Thunderbolt2 offers 2 x 10Gbit/s channels combined. Thunderbolt offers them as seperate channels. Neither of those speeds offer anywhere near the bandwidth of a 16xPCie card and even then, most higher end GPUs are double-wide and need internal power. You'd end up using 2 slots for 1 card, leaving only 1 PCIe slot for other uses and then cripple the card with bandwidth that doesn't even come close to 4xPCIe.
The audience is defined by the need to use PCI cards and the purchase of a TB or TB2 equipped computer.
Price doesn't determine audience for any product. It that were true, college students wouldn't be carrying around rMBPs and the iPhone wouldn't be the top selling US handset with AT&T the biggest telco.
The idea that only a professional would buy expensive equipment is just wrong, along with the idea that home users and gamers are all poor and couldn't possibly be able to afford things they want.

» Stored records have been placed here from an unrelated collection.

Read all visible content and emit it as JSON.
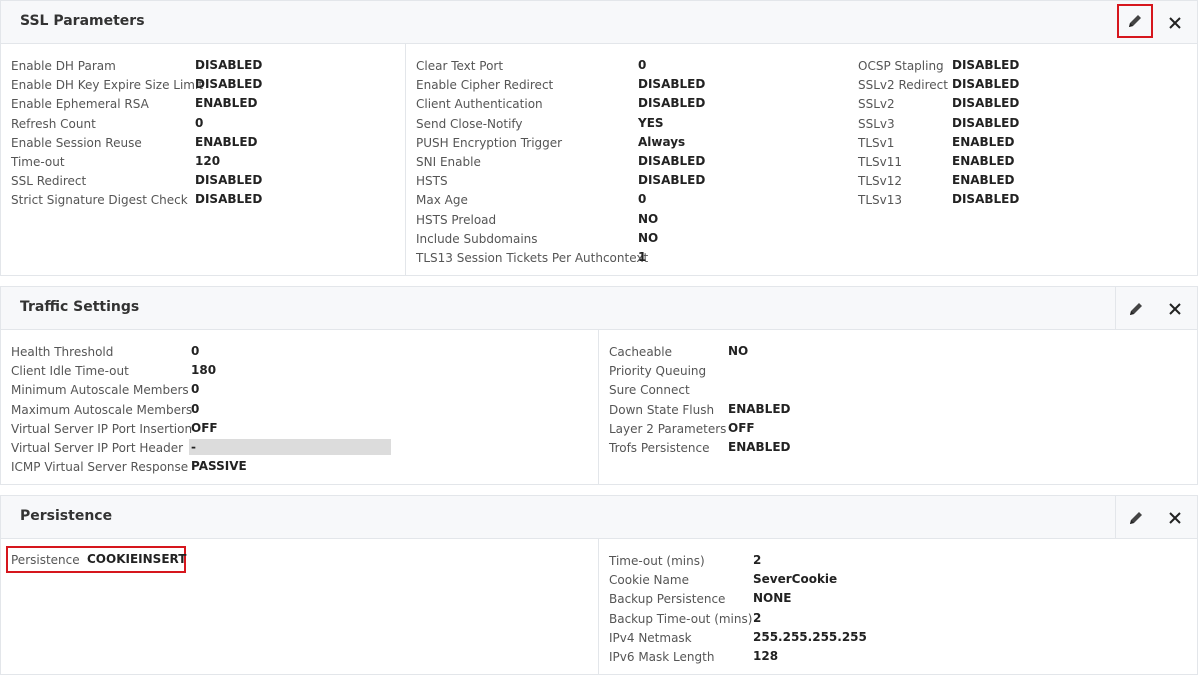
{
  "ssl": {
    "title": "SSL Parameters",
    "col1": [
      {
        "label": "Enable DH Param",
        "value": "DISABLED"
      },
      {
        "label": "Enable DH Key Expire Size Limit",
        "value": "DISABLED"
      },
      {
        "label": "Enable Ephemeral RSA",
        "value": "ENABLED"
      },
      {
        "label": "Refresh Count",
        "value": "0"
      },
      {
        "label": "Enable Session Reuse",
        "value": "ENABLED"
      },
      {
        "label": "Time-out",
        "value": "120"
      },
      {
        "label": "SSL Redirect",
        "value": "DISABLED"
      },
      {
        "label": "Strict Signature Digest Check",
        "value": "DISABLED"
      }
    ],
    "col2": [
      {
        "label": "Clear Text Port",
        "value": "0"
      },
      {
        "label": "Enable Cipher Redirect",
        "value": "DISABLED"
      },
      {
        "label": "Client Authentication",
        "value": "DISABLED"
      },
      {
        "label": "Send Close-Notify",
        "value": "YES"
      },
      {
        "label": "PUSH Encryption Trigger",
        "value": "Always"
      },
      {
        "label": "SNI Enable",
        "value": "DISABLED"
      },
      {
        "label": "HSTS",
        "value": "DISABLED"
      },
      {
        "label": "Max Age",
        "value": "0"
      },
      {
        "label": "HSTS Preload",
        "value": "NO"
      },
      {
        "label": "Include Subdomains",
        "value": "NO"
      },
      {
        "label": "TLS13 Session Tickets Per Authcontext",
        "value": "1"
      }
    ],
    "col3": [
      {
        "label": "OCSP Stapling",
        "value": "DISABLED"
      },
      {
        "label": "SSLv2 Redirect",
        "value": "DISABLED"
      },
      {
        "label": "SSLv2",
        "value": "DISABLED"
      },
      {
        "label": "SSLv3",
        "value": "DISABLED"
      },
      {
        "label": "TLSv1",
        "value": "ENABLED"
      },
      {
        "label": "TLSv11",
        "value": "ENABLED"
      },
      {
        "label": "TLSv12",
        "value": "ENABLED"
      },
      {
        "label": "TLSv13",
        "value": "DISABLED"
      }
    ]
  },
  "traffic": {
    "title": "Traffic Settings",
    "col1": [
      {
        "label": "Health Threshold",
        "value": "0"
      },
      {
        "label": "Client Idle Time-out",
        "value": "180"
      },
      {
        "label": "Minimum Autoscale Members",
        "value": "0"
      },
      {
        "label": "Maximum Autoscale Members",
        "value": "0"
      },
      {
        "label": "Virtual Server IP Port Insertion",
        "value": "OFF"
      },
      {
        "label": "Virtual Server IP Port Header",
        "value": "-"
      },
      {
        "label": "ICMP Virtual Server Response",
        "value": "PASSIVE"
      }
    ],
    "col2": [
      {
        "label": "Cacheable",
        "value": "NO"
      },
      {
        "label": "Priority Queuing",
        "value": ""
      },
      {
        "label": "Sure Connect",
        "value": ""
      },
      {
        "label": "Down State Flush",
        "value": "ENABLED"
      },
      {
        "label": "Layer 2 Parameters",
        "value": "OFF"
      },
      {
        "label": "Trofs Persistence",
        "value": "ENABLED"
      }
    ]
  },
  "persistence": {
    "title": "Persistence",
    "main": {
      "label": "Persistence",
      "value": "COOKIEINSERT"
    },
    "col2": [
      {
        "label": "Time-out (mins)",
        "value": "2"
      },
      {
        "label": "Cookie Name",
        "value": "SeverCookie"
      },
      {
        "label": "Backup Persistence",
        "value": "NONE"
      },
      {
        "label": "Backup Time-out (mins)",
        "value": "2"
      },
      {
        "label": "IPv4 Netmask",
        "value": "255.255.255.255"
      },
      {
        "label": "IPv6 Mask Length",
        "value": "128"
      }
    ]
  },
  "icons": {
    "edit": "pencil-icon",
    "close": "close-icon"
  },
  "colors": {
    "highlight": "#d6161d",
    "header_bg": "#f7f8fa",
    "border": "#e3e6ea"
  }
}
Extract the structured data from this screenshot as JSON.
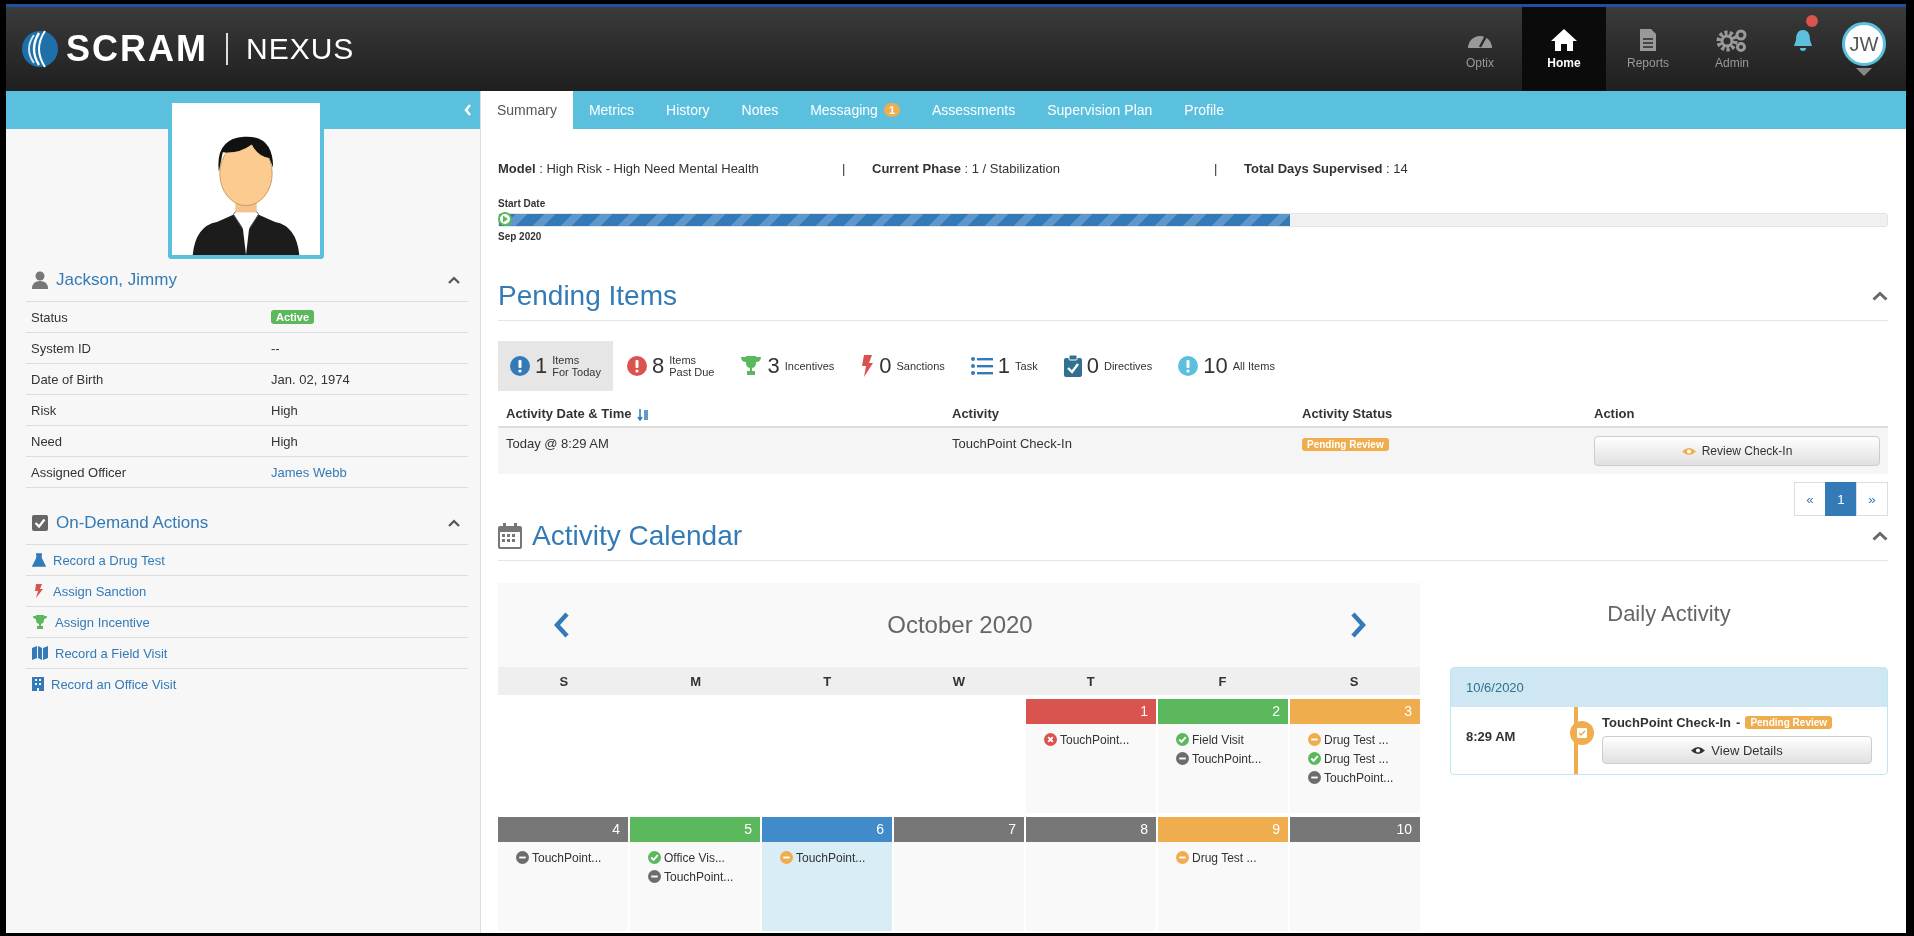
{
  "header": {
    "brand": "SCRAM",
    "product": "NEXUS",
    "nav": [
      {
        "label": "Optix",
        "kind": "gauge",
        "selected": false
      },
      {
        "label": "Home",
        "kind": "home",
        "selected": true
      },
      {
        "label": "Reports",
        "kind": "document",
        "selected": false
      },
      {
        "label": "Admin",
        "kind": "gears",
        "selected": false
      }
    ],
    "notifications": {
      "alert": true
    },
    "avatar": "JW"
  },
  "sidebar": {
    "name": "Jackson, Jimmy",
    "details": [
      {
        "label": "Status",
        "value": "Active",
        "kind": "badge"
      },
      {
        "label": "System ID",
        "value": "--",
        "kind": "text"
      },
      {
        "label": "Date of Birth",
        "value": "Jan. 02, 1974",
        "kind": "text"
      },
      {
        "label": "Risk",
        "value": "High",
        "kind": "text"
      },
      {
        "label": "Need",
        "value": "High",
        "kind": "text"
      },
      {
        "label": "Assigned Officer",
        "value": "James Webb",
        "kind": "link"
      }
    ],
    "actions_title": "On-Demand Actions",
    "actions": [
      {
        "label": "Record a Drug Test",
        "kind": "flask"
      },
      {
        "label": "Assign Sanction",
        "kind": "bolt"
      },
      {
        "label": "Assign Incentive",
        "kind": "trophy"
      },
      {
        "label": "Record a Field Visit",
        "kind": "map"
      },
      {
        "label": "Record an Office Visit",
        "kind": "building"
      }
    ]
  },
  "tabs": [
    {
      "label": "Summary",
      "selected": true
    },
    {
      "label": "Metrics",
      "selected": false
    },
    {
      "label": "History",
      "selected": false
    },
    {
      "label": "Notes",
      "selected": false
    },
    {
      "label": "Messaging",
      "selected": false,
      "badge": "1"
    },
    {
      "label": "Assessments",
      "selected": false
    },
    {
      "label": "Supervision Plan",
      "selected": false
    },
    {
      "label": "Profile",
      "selected": false
    }
  ],
  "summary": {
    "fields": [
      {
        "label": "Model",
        "value": ": High Risk - High Need Mental Health"
      },
      {
        "separator": "|",
        "label": "Current Phase",
        "value": ": 1 / Stabilization"
      },
      {
        "separator": "|",
        "label": "Total Days Supervised",
        "value": ": 14"
      }
    ],
    "progress": {
      "start_label": "Start Date",
      "date": "Sep 2020",
      "level": 0.57
    }
  },
  "pending": {
    "title": "Pending Items",
    "filters": [
      {
        "count": "1",
        "lines": [
          "Items",
          "For Today"
        ],
        "kind": "today",
        "selected": true
      },
      {
        "count": "8",
        "lines": [
          "Items",
          "Past Due"
        ],
        "kind": "pastdue",
        "selected": false
      },
      {
        "count": "3",
        "lines": [
          "Incentives"
        ],
        "kind": "trophy",
        "selected": false
      },
      {
        "count": "0",
        "lines": [
          "Sanctions"
        ],
        "kind": "bolt",
        "selected": false
      },
      {
        "count": "1",
        "lines": [
          "Task"
        ],
        "kind": "list",
        "selected": false
      },
      {
        "count": "0",
        "lines": [
          "Directives"
        ],
        "kind": "clipboard",
        "selected": false
      },
      {
        "count": "10",
        "lines": [
          "All Items"
        ],
        "kind": "all",
        "selected": false
      }
    ],
    "columns": [
      "Activity Date & Time",
      "Activity",
      "Activity Status",
      "Action"
    ],
    "rows": [
      {
        "date": "Today @ 8:29 AM",
        "activity": "TouchPoint Check-In",
        "status": "Pending Review",
        "action": "Review Check-In"
      }
    ],
    "pagination": [
      {
        "label": "«",
        "selected": false
      },
      {
        "label": "1",
        "selected": true
      },
      {
        "label": "»",
        "selected": false
      }
    ]
  },
  "calendar": {
    "title": "Activity Calendar",
    "month": "October 2020",
    "weekdays": [
      "S",
      "M",
      "T",
      "W",
      "T",
      "F",
      "S"
    ],
    "weeks": [
      {
        "days": [
          {
            "kind": "empty"
          },
          {
            "kind": "empty"
          },
          {
            "kind": "empty"
          },
          {
            "kind": "empty"
          },
          {
            "kind": "day",
            "day": "1",
            "color": "#d9534f",
            "selected": false,
            "events": [
              {
                "text": "TouchPoint...",
                "kind": "failed"
              }
            ]
          },
          {
            "kind": "day",
            "day": "2",
            "color": "#5cb85c",
            "selected": false,
            "events": [
              {
                "text": "Field Visit",
                "kind": "passed"
              },
              {
                "text": "TouchPoint...",
                "kind": "neutral"
              }
            ]
          },
          {
            "kind": "day",
            "day": "3",
            "color": "#f0ad4e",
            "selected": false,
            "events": [
              {
                "text": "Drug Test ...",
                "kind": "pending"
              },
              {
                "text": "Drug Test ...",
                "kind": "passed"
              },
              {
                "text": "TouchPoint...",
                "kind": "neutral"
              }
            ]
          }
        ]
      },
      {
        "days": [
          {
            "kind": "day",
            "day": "4",
            "color": "#777777",
            "selected": false,
            "events": [
              {
                "text": "TouchPoint...",
                "kind": "neutral"
              }
            ]
          },
          {
            "kind": "day",
            "day": "5",
            "color": "#5cb85c",
            "selected": false,
            "events": [
              {
                "text": "Office Vis...",
                "kind": "passed"
              },
              {
                "text": "TouchPoint...",
                "kind": "neutral"
              }
            ]
          },
          {
            "kind": "day",
            "day": "6",
            "color": "#428bca",
            "selected": true,
            "events": [
              {
                "text": "TouchPoint...",
                "kind": "pending"
              }
            ]
          },
          {
            "kind": "day",
            "day": "7",
            "color": "#777777",
            "selected": false
          },
          {
            "kind": "day",
            "day": "8",
            "color": "#777777",
            "selected": false
          },
          {
            "kind": "day",
            "day": "9",
            "color": "#f0ad4e",
            "selected": false,
            "events": [
              {
                "text": "Drug Test ...",
                "kind": "pending"
              }
            ]
          },
          {
            "kind": "day",
            "day": "10",
            "color": "#777777",
            "selected": false
          }
        ]
      }
    ]
  },
  "daily": {
    "title": "Daily Activity",
    "date": "10/6/2020",
    "entries": [
      {
        "time": "8:29 AM",
        "title": "TouchPoint Check-In",
        "dash": "-",
        "status": "Pending Review",
        "button": "View Details"
      }
    ]
  }
}
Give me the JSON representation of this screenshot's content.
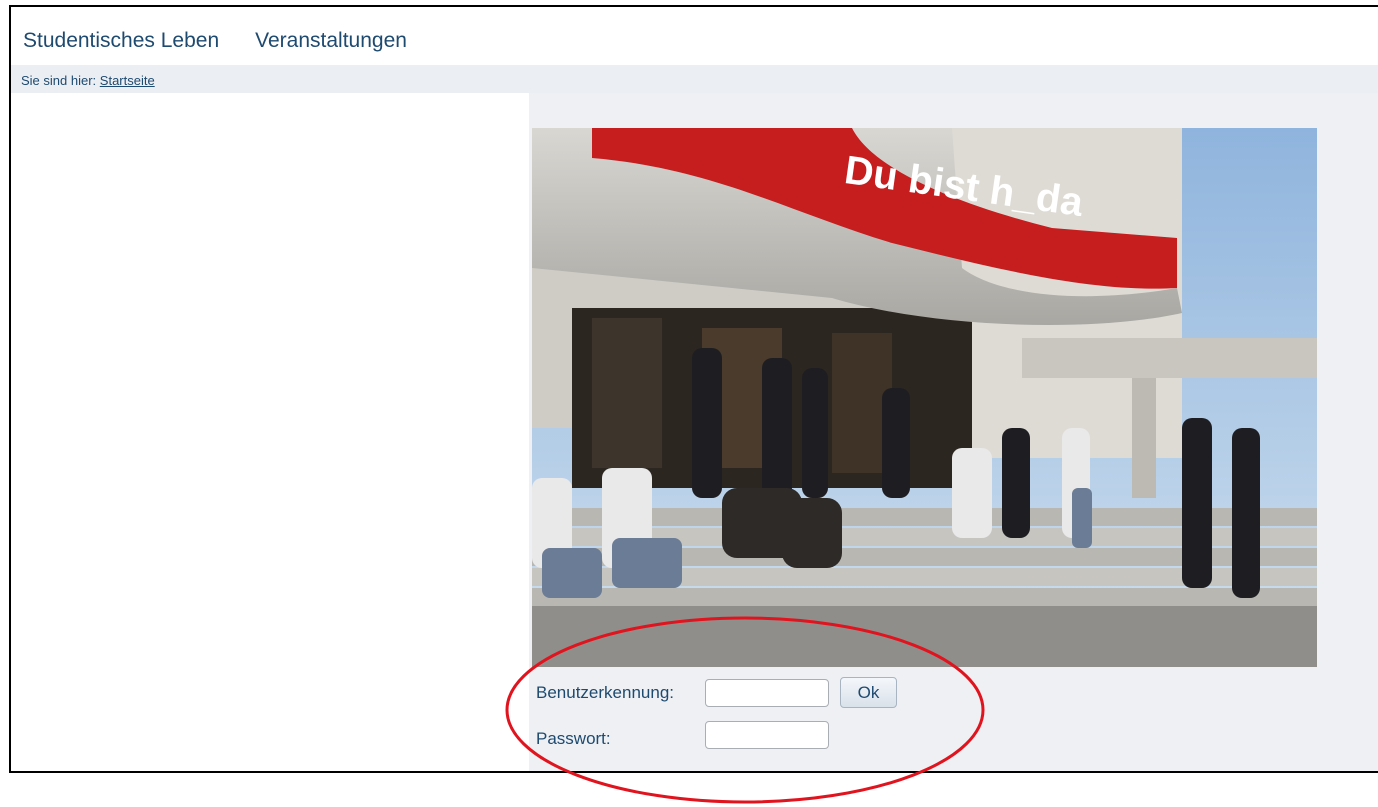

Considering that most desktop PCs offer PCI expansion slots for free, and they are faster than TB2, a professional is more likely to invest in the product that gives maximum return for minimum outlay - in which case 'professionals' wouldn't be buying this product at all.
This is expensive because it is a niche product in terms of utility, not because 'professionals' are willing to pay the asking price.
Graphics cards work fine in windows in every current mac except for the Mac mini , there is no OS X driver support yet. I was one of the few people who set up a geforce Titan over thunderbolt to a MacBook Pro when the last version first came out.
Again, these are for professionals.
I'm going to assume this can't handle higher-end video cards on PCI Express 3.0? Still not enough bandwidth.